Berlin is home to a number of cemeteries and all are worth visiting, but without doubt the most hauntingly beautiful is Weißensee Cemetery.

History of Weißensee Cemetery

Located in Berlin’s Weißensee district, it was established in 1880, and walking through you’ll discover stunning art nouveau mausoleums, many of which were created by Berlin’s affluent Jewish families. Initially, the 100-acre site was purchased by the Jewish community of Berlin and divided into areas based on wealth, where individuals would be interred according to their societal status.
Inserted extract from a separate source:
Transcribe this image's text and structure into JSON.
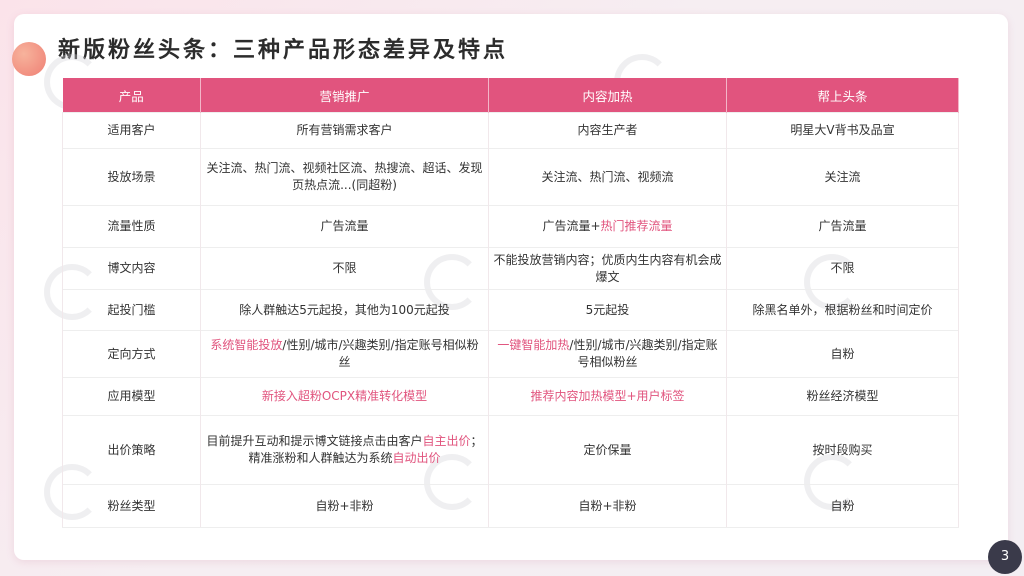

As you approach the main entrance, you’ll see a flower bed and a Holocaust memorial paying tribute to the six million Jews who were victims of the Nazis during WWII. Forming a circle, each stone in the monument has inscribed on it the names of all the war’s principal concentration camps. The cemetery also records those who, due to unbearable circumstances, took their own lives following the threat of deportation to a concentration camp. There is also a memorial park with the remains of over 12,000 German Jewish soldiers who fought and lost their lives during the Second World War.

With such a rich history, Berlin’s Weißensee Cemetery is a place of incredible cultural importance to the Jewish community, with many prominent Jewish figures being buried there including politician Max Hirsch, artist Lesser Ury, and physicist Eugen Goldstein.

Weißensee Cemetery Today

Strolling around the cemetery you’ll walk past sepulchral art ranging from the cemetery’s establishment to around 1939. A moving experience, walking through the cemetery will guide you through Berlin’s Jewish history and is well worth a visit.

Getting to Weißensee Cemetery

From the centre of Berlin, the cemetery is a 15-20 minute drive or cycle via the B2 road. The closest bus stop is Albertinenstraße, from where the cemetery is an 8 minute walk.